**STUDY MATERIAL**
* * * * * * *

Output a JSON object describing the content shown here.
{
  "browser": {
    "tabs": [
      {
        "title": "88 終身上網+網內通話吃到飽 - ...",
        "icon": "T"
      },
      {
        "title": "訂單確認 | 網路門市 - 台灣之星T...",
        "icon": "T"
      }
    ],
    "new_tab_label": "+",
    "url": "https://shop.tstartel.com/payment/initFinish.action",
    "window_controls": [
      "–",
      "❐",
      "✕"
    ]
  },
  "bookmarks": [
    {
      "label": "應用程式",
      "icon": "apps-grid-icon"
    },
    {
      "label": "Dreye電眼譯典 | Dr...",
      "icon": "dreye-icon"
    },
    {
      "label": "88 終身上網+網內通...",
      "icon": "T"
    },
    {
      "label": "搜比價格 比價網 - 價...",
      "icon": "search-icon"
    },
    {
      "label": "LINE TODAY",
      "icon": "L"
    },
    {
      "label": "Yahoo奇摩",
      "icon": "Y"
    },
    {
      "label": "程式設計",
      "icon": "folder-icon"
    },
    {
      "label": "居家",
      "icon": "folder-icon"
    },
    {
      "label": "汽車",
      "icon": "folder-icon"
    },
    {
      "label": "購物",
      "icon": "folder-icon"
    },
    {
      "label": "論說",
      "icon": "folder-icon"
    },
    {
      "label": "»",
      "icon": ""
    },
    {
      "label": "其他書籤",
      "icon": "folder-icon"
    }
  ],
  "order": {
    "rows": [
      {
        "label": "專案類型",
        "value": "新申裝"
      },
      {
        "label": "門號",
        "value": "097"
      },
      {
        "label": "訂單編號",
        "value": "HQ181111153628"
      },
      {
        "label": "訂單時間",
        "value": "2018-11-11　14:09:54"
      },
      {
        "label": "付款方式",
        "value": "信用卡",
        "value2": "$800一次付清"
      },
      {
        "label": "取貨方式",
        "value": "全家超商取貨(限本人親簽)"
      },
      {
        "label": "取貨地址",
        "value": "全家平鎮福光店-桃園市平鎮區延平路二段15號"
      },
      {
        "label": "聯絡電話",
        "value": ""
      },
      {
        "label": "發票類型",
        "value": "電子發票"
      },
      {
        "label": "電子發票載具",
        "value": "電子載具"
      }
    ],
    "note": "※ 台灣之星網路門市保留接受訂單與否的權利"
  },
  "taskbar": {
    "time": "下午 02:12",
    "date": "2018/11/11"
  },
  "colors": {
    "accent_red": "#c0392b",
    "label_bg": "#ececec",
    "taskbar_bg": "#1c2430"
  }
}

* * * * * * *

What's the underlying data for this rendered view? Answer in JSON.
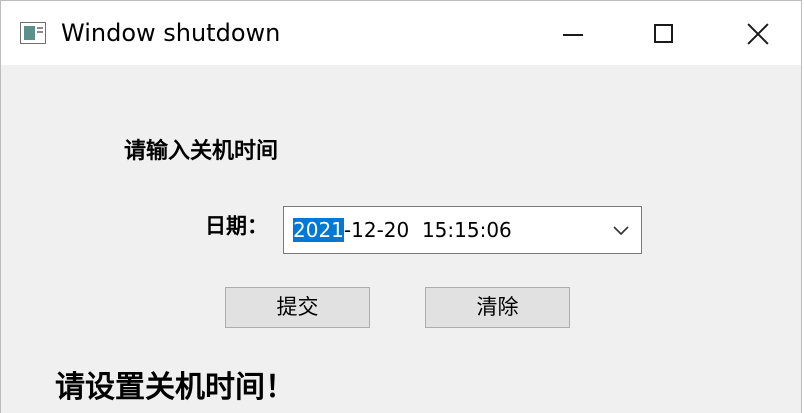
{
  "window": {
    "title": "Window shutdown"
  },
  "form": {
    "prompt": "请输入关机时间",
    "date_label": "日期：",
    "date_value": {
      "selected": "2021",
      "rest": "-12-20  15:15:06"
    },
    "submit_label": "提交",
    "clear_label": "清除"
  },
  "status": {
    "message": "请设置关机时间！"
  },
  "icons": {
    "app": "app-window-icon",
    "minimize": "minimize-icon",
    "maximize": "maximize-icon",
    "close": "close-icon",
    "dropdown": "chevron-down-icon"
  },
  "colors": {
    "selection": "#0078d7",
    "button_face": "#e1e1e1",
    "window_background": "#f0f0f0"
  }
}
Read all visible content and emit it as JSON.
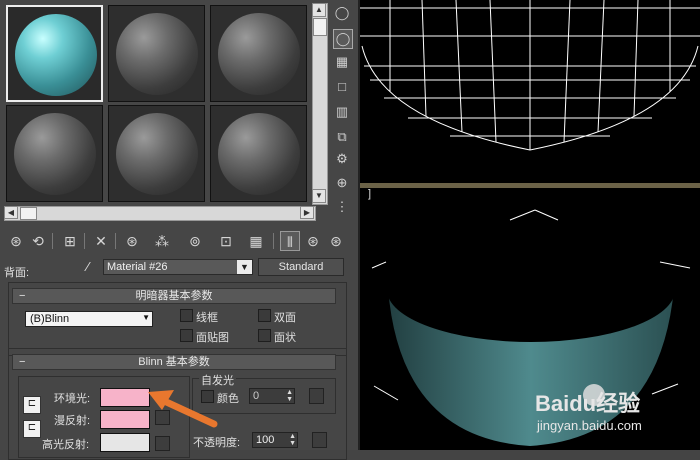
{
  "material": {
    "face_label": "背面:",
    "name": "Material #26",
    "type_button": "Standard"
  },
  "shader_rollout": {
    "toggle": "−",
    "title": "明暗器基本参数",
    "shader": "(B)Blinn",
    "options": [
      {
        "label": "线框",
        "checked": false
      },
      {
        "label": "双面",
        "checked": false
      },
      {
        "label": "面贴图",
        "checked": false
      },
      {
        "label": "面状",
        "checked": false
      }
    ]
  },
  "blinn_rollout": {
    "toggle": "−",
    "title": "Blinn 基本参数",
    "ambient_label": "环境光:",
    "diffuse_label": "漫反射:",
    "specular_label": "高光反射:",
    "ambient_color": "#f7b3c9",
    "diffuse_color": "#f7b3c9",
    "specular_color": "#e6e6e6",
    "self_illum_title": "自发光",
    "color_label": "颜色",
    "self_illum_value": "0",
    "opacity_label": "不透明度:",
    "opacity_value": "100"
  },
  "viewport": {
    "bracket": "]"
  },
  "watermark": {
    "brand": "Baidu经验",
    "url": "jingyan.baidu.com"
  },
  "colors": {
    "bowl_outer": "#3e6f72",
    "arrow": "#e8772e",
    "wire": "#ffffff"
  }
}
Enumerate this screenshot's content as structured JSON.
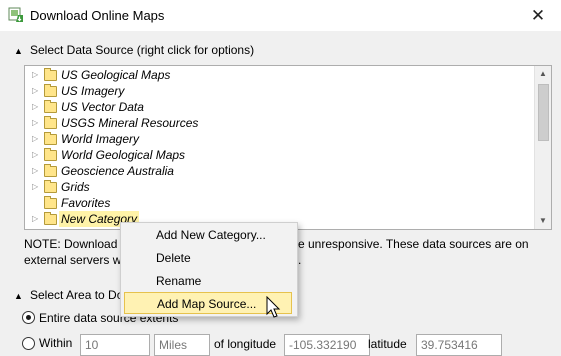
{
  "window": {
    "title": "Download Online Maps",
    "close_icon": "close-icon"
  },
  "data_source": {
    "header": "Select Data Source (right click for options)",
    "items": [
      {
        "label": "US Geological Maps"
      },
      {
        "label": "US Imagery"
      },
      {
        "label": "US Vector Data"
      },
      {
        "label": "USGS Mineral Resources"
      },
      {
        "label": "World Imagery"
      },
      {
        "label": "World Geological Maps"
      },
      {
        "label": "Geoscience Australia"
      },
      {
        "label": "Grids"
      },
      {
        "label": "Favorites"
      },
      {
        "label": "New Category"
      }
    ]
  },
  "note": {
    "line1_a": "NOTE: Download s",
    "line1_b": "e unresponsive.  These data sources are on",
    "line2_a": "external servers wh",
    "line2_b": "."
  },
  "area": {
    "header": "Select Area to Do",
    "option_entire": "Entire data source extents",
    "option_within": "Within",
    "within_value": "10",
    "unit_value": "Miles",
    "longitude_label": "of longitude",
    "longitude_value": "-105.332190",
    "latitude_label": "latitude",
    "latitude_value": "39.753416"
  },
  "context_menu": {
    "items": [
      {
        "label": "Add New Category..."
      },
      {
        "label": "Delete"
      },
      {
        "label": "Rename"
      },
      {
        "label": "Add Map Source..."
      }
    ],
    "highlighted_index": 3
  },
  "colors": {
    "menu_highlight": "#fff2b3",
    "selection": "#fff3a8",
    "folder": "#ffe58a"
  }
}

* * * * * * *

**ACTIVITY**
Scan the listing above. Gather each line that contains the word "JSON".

**ANSWER FOR THE TASK**
Output a JSON object describing the content shown here.
What's the underlying data for this rendered view? Answer in JSON.
Read all visible content and emit it as JSON.
Enumerate this screenshot's content as structured JSON.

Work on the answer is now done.